Next week, Prime Minister Lee Hsien Loong will make an official visit to Washington, DC at the invitation of President Barack Obama.
This is a rare honour. The last time a similar invitation was extended was in 1985, when President Ronald Reagan invited Mr Lee Kuan Yew.
This year, we celebrate 50 years of excellent diplomatic relations with the United States. The US values Singapore as a reliable friend and close strategic partner in South-east Asia.
Singapore and the US have a shared commitment to a stable, peaceful and prosperous Asia-Pacific within an open, inclusive, balanced and rules-based regional architecture.
When we established diplomatic relations, Singapore was a newly independent nation facing profound economic challenges and the imminent threat of militant communism. The US' stabilising presence in South-east Asia provided security and time for Singapore and other non- communist countries in the region to develop and prosper in a free market.
Investments by American companies helped to create many high quality jobs for Singaporeans, provided access to modern technology and entry to markets in developed countries. This gave Singapore a significant head start in globalisation.
Today, the US remains our largest foreign direct investor, with over 3,700 American companies headquartered here.
Building on the US-Singapore free trade agreement, we are its largest trading partner in South-east Asia. Despite our small size, we are the fourth-largest Asian foreign direct investor into the US.
We are also parties to the Trans-Pacific Partnership agreement, which will help to anchor the American economic and strategic presence in the region.

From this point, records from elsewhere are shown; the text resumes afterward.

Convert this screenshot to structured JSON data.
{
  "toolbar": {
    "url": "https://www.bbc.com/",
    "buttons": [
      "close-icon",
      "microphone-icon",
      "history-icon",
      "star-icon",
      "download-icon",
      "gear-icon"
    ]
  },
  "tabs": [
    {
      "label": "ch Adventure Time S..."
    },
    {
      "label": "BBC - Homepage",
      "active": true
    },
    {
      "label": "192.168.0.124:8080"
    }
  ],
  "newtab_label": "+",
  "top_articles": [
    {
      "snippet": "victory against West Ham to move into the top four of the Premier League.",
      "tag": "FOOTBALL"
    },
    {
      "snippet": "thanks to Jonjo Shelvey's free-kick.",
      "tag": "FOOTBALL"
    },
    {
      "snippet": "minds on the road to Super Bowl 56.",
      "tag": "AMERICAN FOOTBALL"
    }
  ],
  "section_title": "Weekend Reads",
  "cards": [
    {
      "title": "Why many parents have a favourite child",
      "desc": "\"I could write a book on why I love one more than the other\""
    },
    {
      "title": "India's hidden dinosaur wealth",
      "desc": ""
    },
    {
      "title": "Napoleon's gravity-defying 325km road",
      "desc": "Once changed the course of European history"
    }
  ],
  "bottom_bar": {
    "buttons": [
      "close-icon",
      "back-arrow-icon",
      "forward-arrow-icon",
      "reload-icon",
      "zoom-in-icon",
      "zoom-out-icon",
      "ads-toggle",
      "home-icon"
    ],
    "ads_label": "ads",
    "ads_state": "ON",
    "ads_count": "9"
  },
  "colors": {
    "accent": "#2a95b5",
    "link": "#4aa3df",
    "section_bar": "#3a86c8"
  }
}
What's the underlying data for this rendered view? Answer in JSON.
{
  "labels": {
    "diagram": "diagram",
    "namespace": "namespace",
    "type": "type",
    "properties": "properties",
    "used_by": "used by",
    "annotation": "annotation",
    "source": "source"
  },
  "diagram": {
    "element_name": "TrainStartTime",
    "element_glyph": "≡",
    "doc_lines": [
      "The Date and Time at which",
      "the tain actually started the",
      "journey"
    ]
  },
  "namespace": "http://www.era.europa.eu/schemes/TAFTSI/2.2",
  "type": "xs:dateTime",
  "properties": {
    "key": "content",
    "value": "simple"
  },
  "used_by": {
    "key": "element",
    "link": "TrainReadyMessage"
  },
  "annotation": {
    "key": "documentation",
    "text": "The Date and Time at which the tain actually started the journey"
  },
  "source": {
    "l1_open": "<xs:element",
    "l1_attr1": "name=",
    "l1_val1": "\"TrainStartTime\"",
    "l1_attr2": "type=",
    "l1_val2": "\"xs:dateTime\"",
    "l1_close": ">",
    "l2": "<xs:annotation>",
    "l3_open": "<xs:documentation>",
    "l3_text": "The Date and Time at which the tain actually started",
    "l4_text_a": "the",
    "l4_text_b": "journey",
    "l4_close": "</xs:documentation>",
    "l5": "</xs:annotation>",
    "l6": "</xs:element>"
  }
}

Defence and security constitute another key pillar of our partnership. Our armed forces regularly participate in US-led joint exercises and several of our air force detachments are deployed in the US. We also facilitate the US' presence in the region through the use of some of our facilities. We signed an enhanced Defence Cooperation Agreement last year and are looking at new areas of cooperation such as cybersecurity and counter-terrorism.
We work closely on regional platforms such as Apec, the Asean Regional Forum and the East Asia Summit. We also cooperate on the US-Singapore Third Country Training Programme to provide technical assistance to other Asean countries.
Beyond these official links are the personal ties between our people. Artists, academics, scientists, students, businessmen and everyday Singaporeans and Americans have helped to advance this friendship in their own unique ways.
For instance, many Americans study in Singapore, and even more Singaporeans study in the US. Our universities have concluded tie-ups with American institutions, such as the National University of Singapore's collaboration in the Yale-NUS College and Duke-NUS Medical School; the collaboration between SUTD (Singapore University of Technology and Design) and the Massachusetts Institute of Technology; the Culinary Institute of America's partnership with the Singapore Institute of Technology; and the joint music degree offered by the Yong Siew Toh Conservatory of Music and the Peabody Institute of Johns Hopkins University.
Both countries have much to offer each other. As Singapore seeks to become a Smart Nation, there will be even more opportunities for collaboration in innovation with American entrepreneurs, tech firms and data scientists.
The recent launch of the Global Entry programme for Singaporean visitors to the US and American visitors to Singapore will help to facilitate these people-to-people exchanges.
In the last 50 years, we have built a strong relationship grounded on mutual trust and understanding.
As friends, we do not have to agree on everything. Occasional differences are discussed openly and constructively.
Prime Minister Lee's visit will be an excellent opportunity to celebrate this special partnership and help cement the enduring friendship between our people for the long term.
- Dr Vivian Balakrishnan is the Minister for Foreign Affairs.